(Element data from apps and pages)
--------
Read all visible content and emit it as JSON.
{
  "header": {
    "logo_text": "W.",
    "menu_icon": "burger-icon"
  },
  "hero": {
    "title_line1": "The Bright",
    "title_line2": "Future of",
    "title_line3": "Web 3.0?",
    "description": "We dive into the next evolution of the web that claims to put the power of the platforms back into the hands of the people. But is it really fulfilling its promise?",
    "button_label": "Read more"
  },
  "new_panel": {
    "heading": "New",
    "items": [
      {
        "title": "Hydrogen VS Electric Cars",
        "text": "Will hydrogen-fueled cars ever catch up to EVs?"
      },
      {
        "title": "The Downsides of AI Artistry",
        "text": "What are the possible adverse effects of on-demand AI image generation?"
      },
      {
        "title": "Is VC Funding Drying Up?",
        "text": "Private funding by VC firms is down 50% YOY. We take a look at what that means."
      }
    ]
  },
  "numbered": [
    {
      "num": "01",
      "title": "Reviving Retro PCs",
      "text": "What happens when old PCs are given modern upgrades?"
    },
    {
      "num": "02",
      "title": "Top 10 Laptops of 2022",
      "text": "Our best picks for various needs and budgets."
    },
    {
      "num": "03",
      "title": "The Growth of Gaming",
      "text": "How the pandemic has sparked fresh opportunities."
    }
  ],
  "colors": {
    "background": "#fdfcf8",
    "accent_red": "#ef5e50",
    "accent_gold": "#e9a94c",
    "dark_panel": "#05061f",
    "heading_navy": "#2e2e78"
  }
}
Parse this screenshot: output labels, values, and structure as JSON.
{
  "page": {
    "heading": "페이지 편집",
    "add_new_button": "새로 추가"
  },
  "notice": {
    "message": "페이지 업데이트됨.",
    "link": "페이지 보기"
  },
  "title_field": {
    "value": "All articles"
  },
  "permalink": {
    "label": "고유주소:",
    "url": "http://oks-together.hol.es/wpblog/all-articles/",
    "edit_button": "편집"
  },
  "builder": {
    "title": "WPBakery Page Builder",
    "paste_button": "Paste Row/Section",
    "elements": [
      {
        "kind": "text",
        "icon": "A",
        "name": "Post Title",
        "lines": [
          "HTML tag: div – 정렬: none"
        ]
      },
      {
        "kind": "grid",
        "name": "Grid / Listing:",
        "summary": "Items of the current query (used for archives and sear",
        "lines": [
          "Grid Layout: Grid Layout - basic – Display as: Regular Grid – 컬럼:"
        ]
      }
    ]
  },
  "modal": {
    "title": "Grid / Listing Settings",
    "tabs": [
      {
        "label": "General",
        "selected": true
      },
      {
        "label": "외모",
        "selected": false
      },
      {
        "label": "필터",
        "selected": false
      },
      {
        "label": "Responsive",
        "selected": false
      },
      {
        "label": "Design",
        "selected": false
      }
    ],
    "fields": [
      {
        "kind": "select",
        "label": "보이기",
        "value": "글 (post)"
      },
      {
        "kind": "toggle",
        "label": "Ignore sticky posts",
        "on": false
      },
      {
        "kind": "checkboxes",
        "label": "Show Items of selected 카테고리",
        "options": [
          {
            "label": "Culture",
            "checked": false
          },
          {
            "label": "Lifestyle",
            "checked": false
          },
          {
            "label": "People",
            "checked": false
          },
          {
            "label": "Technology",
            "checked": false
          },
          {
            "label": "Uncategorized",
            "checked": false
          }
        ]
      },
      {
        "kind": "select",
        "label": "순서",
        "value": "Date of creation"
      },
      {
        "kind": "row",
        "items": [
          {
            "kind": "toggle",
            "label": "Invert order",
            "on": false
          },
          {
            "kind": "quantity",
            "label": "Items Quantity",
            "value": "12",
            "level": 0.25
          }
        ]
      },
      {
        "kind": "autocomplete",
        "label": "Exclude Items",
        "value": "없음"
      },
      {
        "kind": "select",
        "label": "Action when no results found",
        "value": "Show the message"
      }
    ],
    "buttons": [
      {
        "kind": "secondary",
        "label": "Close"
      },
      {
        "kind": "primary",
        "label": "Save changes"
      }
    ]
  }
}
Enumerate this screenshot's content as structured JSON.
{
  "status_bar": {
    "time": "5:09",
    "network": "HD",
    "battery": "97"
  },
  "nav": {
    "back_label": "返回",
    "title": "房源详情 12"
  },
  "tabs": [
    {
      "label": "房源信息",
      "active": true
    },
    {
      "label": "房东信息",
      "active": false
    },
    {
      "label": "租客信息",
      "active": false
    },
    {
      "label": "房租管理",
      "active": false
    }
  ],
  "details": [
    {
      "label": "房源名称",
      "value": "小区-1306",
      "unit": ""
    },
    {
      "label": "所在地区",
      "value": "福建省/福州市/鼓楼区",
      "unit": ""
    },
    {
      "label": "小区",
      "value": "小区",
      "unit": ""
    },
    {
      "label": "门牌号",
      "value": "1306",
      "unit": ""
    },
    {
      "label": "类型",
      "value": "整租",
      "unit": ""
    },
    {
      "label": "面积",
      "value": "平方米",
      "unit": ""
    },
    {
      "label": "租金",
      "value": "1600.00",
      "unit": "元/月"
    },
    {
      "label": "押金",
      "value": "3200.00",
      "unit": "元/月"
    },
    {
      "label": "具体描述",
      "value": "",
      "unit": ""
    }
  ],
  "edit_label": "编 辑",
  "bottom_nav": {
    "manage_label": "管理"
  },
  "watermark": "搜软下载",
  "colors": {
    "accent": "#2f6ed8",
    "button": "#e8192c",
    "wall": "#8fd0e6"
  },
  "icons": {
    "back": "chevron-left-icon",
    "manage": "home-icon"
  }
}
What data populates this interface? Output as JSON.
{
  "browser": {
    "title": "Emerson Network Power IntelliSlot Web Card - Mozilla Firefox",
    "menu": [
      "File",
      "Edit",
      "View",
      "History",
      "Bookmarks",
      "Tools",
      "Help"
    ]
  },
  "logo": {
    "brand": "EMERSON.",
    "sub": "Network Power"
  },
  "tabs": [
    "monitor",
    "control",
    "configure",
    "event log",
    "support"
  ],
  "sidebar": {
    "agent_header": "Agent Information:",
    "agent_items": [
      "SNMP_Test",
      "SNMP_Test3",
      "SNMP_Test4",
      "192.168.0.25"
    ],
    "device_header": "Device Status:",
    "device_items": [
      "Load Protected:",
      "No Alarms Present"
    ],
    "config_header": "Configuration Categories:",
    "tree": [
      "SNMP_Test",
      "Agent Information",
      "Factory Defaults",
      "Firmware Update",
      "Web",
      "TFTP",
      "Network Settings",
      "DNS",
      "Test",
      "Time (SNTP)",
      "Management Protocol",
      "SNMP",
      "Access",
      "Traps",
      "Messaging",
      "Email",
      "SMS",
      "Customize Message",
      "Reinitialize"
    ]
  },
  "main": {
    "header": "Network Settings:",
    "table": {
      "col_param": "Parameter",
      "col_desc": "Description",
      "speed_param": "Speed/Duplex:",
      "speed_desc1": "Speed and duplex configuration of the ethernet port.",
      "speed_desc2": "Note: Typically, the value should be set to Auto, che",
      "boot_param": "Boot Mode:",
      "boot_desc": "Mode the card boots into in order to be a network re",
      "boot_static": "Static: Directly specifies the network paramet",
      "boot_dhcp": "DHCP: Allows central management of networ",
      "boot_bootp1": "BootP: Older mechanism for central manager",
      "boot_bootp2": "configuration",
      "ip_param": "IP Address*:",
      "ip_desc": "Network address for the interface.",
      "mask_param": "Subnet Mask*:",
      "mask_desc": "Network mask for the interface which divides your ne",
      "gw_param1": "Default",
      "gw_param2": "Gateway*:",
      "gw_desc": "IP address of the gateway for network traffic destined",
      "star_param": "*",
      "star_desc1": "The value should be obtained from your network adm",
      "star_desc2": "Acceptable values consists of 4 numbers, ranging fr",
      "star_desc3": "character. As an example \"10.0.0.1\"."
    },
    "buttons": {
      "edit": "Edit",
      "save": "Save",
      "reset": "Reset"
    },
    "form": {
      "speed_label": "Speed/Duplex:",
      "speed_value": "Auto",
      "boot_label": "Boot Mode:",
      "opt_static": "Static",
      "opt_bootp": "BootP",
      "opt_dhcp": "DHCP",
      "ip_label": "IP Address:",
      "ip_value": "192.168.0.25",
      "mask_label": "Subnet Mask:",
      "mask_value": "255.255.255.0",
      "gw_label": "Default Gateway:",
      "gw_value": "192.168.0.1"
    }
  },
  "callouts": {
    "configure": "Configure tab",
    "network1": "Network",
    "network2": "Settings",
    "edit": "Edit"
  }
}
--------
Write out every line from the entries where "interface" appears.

What data populates this interface? Output as JSON.
      "ip_desc": "Network address for the interface.",
      "mask_desc": "Network mask for the interface which divides your ne",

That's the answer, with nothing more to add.